How can we create a conscious city? Theories from business offer a potential tool. Since the middle of the last century, businesses have cozied up to a concept called co-creation. This process involves, loosely, co-opting the consumer to improve some part of the production process. Early examples of co-creation include McDonaldisation, a neologism generally noting that McDonald’s restaurants have put people to work. At any McDonald’s franchise, customers claim their food, clear their tables, and many more small acts that would otherwise require staff effort.¹ This front-end cooperation is mirrored by similar cooperation on the back-end: the LEGO Factory allowed users to submit designs for potential LEGO products.
This blurred boundary between producer and consumer creates a prosumer, or prosumption, the process by which companies capture knowledge from their consumers. The logic is simple: if customers care about the product, we should outsource some parts of the design process to them.

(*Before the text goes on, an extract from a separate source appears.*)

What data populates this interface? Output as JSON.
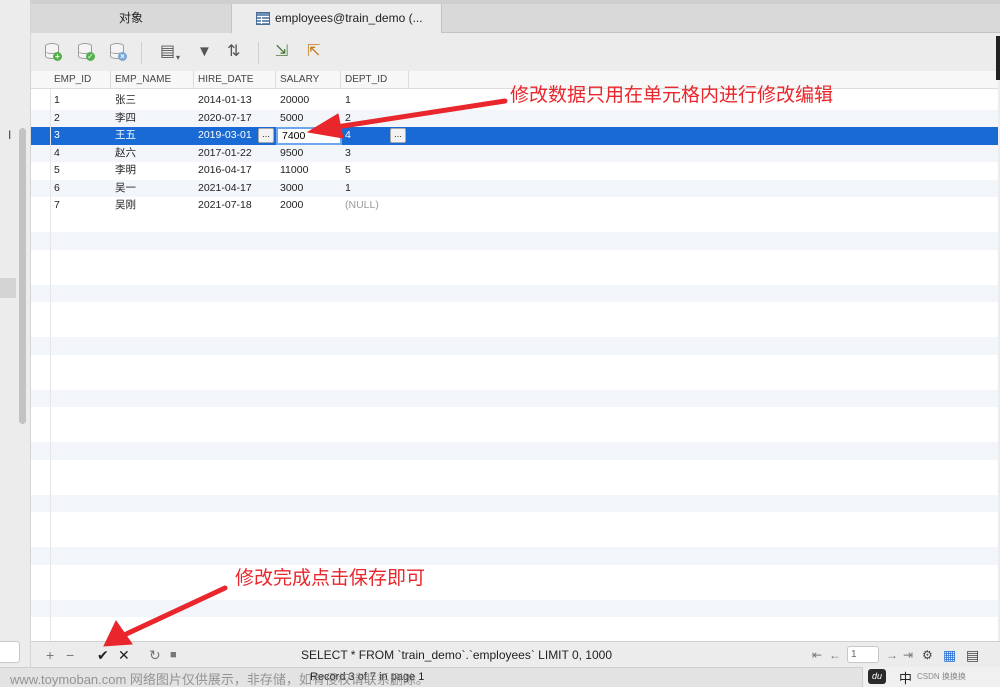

There is an important factor at play here. In The Third Way, Alvin Toffler predicted that standardisation (like Ford’s Model T coming in any colour you like, as long as it’s black) would eventually give way to specialisation (like Toyota’s Prius, where you must “build your own” with hundreds of customisations). A similar reality has occurred in the urban context: as cities have shifted from places of production to ones of consumption, standardisation has indeed given way to specialisation. Look no further for standardisation giving way to specialisation then the Highline, which boasts benches, drinking fountains, planters and even programming that the Parks Department could only dream of putting in the city’s green spaces. Its elevation even distinguishes it from typical parks.
This specialisation of spaces, where no two are the same, will put greater pressures on the design process. As it has in business, co-creation mitigates this by delegating portions of the design process to those that will use the product. An important distinction exists between cities and companies, though: cities simply provide services to their constituents, while companies sell their services. Thus while co-creation is often viewed in an adversarial light, as a sort of margin-maximising venture, in the age of bespoke urbanism, it is a blueprint for better city-building.
If a conscious city is one that is responsive to needs of its inhabitants, then the onus is on practitioners of conscious urbanism to discover those needs. Community consultations might best be thought of as catharsis: participants take to the town hall to complain about any and every policy—not necessarily germane ones at that. As a driver of discovery, community meetings tend to be severely limited. Against this backdrop of vexed civil servants and even more vexed civilians, co-creation—a combination of anticipatory and participatory design—has emerged as a means to a better end.
Planners and designers can employ co-creative tactics to find a tighter fit between form and function. Architects of days past suffered from what economist Tim Harford might call a ‘God Complex’: the methods of the modernists period betrayed assumed omniscience about the needs of the user.² Those of days present have updated with the prevailing research. Architects of days future ought to hedge. Advances in behavioural and brain sciences might inform design, but facets will remain shrouded for the foreseeable future. As Nassim Taleb seems to single out in his many writings, the only certainty is uncertainty. In light of this uncertainty, a participatory process serves to create truly inclusive design.
At the very least, there is one obvious benefit to opening the design process. The ‘I Designed It Effect’, a predecessor to the more popular ‘Ikea Effect’, predicts that people who design for public consumption will be markedly more impressed with the fruits of their labour than an identical product designed by a third party. As with the Ikea Effect, labour begets love. It is perhaps because of this quirk of personality that people involved in co-creating space report higher opinions of the product.
1 McDonald’s could be considered a co-created experience, rather than a product, as the food is not subject to critique by the consumer.
2 This stretches across cultures, with the neighbourhood unit in Britain, the Superquadro in Brazil, the Microrayon in the Soviet Bloc, and even the famed Unite d’Habitation in France.
Pilot Projects’ contribution to the burgeoning field of co-creative urbanism is the Sandbox, which uses modelled spaces and community interaction with them to optimise designs, create a feeling of ownership and, consequently, custodianship.